Q: How much advance notification will markets be given about an end to net asset purchases and a first rate hike?
A: We can’t put a precise length on the time between the two. Similarly, if you ask what “shortly after” means, one cannot define this exactly. It will always be data-dependent. So it is a flexible wording– a week, a month, six months. It depends on the situation. We would want to guide the market so as not to rock the boat, and the earlier we can give such guidance, the better the market can adjust. But at the same time, one has to recognise that under this high uncertainty, being too specific about timeline and volumes can be counterproductive. Now, we need to ensure that high inflation does not get out of control, and we will do whatever is necessary for this. Current inflation levels are unacceptable. But as noted, inflation expectations are still around 2%. If they were to consistently exceed 2%, then of course I would see the need to become more aggressive.
Q: Wouldn’t removing the word “shortly”, which you mentioned, increase your flexibility?
A: In my view, it is redundant, and dropping the word would be neutral. But we should be careful not to be misinterpreted. If leaving it there causes fewer misunderstandings than removing it, then let it stay.
Q: And when you say it’s redundant, you’re saying that people shouldn’t infer from the word “shortly” anything about how much time will elapse between the two things.
A: Yes. It’s going to be data-dependent.
Q: The view was put forth just today by Deutsche Bank that the ECB should intervene to support EUR/USD against the backdrop of depreciation due to Russian military aggression. What do you think?
A: We don’t target the exchange rate. Of course, we monitor it because of its implication for inflation.
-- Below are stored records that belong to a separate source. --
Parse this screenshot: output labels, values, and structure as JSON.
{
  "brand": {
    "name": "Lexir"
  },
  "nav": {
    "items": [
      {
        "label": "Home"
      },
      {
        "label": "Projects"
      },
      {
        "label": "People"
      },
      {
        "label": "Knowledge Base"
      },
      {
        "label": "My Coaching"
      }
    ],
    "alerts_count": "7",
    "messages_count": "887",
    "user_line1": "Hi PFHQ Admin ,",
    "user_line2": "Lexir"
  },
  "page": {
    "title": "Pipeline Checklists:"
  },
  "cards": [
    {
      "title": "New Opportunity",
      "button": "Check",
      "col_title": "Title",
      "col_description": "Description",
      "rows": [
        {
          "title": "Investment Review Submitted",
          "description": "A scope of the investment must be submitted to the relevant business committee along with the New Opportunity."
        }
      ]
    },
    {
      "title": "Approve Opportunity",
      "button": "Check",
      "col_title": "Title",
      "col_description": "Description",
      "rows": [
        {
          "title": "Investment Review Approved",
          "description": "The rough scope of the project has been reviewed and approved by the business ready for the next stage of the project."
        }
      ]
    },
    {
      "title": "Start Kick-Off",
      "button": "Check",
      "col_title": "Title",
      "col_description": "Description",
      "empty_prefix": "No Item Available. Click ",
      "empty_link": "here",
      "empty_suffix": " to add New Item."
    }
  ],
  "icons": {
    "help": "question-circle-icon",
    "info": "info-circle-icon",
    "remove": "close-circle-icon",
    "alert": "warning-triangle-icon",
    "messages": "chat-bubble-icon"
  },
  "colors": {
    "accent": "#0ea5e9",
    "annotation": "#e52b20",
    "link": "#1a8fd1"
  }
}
But we wouldn’t intervene to target the exchange rate. Monetary policy decisions will always be taken through the lens of inflation.
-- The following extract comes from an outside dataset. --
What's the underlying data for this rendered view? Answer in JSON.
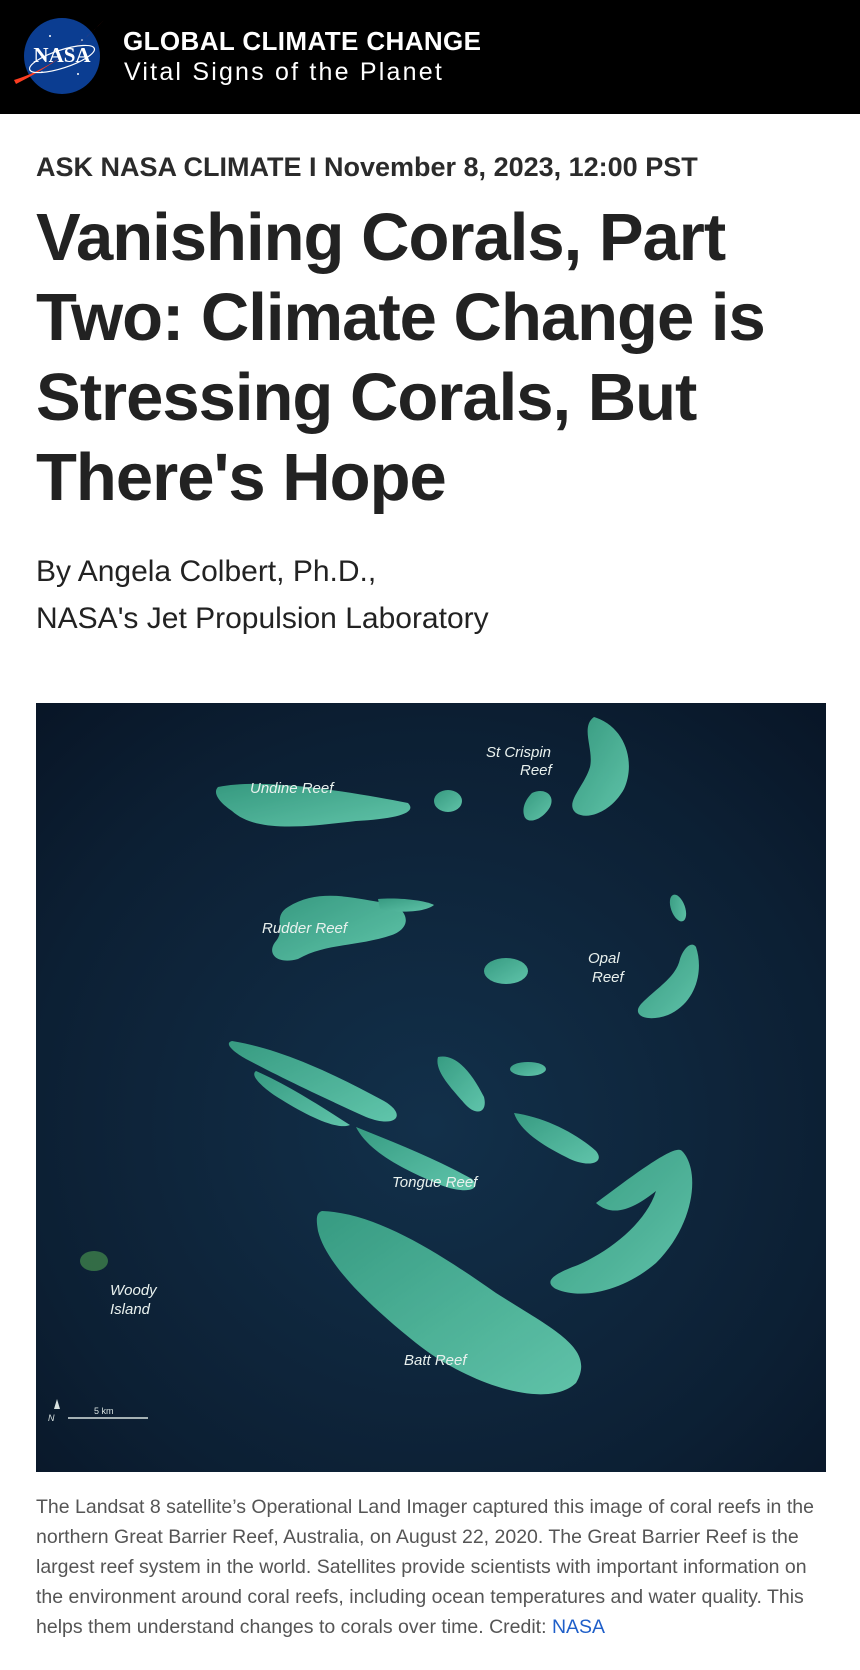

Q: Might not some verbal intervention be appropriate nonetheless?
A: We have seen elements of that in the past at certain moments in time, and I do not exclude that. But it has to be viewed through the lens and in the context of inflation developments. It’s not the exchange rate per se.
Q: All in all, what should we expect from next week’s meeting?
A: An analysis of the first impact of recent developments on inflation and growth. A confirmation of the end of PEPP – I expect no change in that respect. And then we should have a discussion about the pace and duration of asset purchases. I would not expect specific decisions on interest rates; it’s too early for that. Unfortunately, we are likely to see higher inflation, and there needs to be discussion of that and the role of monetary policy. The important thing here is that monetary policy is not and cannot be the only the game in town, which brings us back to all the structural issues. Monetary policy should not lose sight of the aim to normalise. And that is what we should do next week. But don’t expect to get all the answers on March 10. The situation is evolving.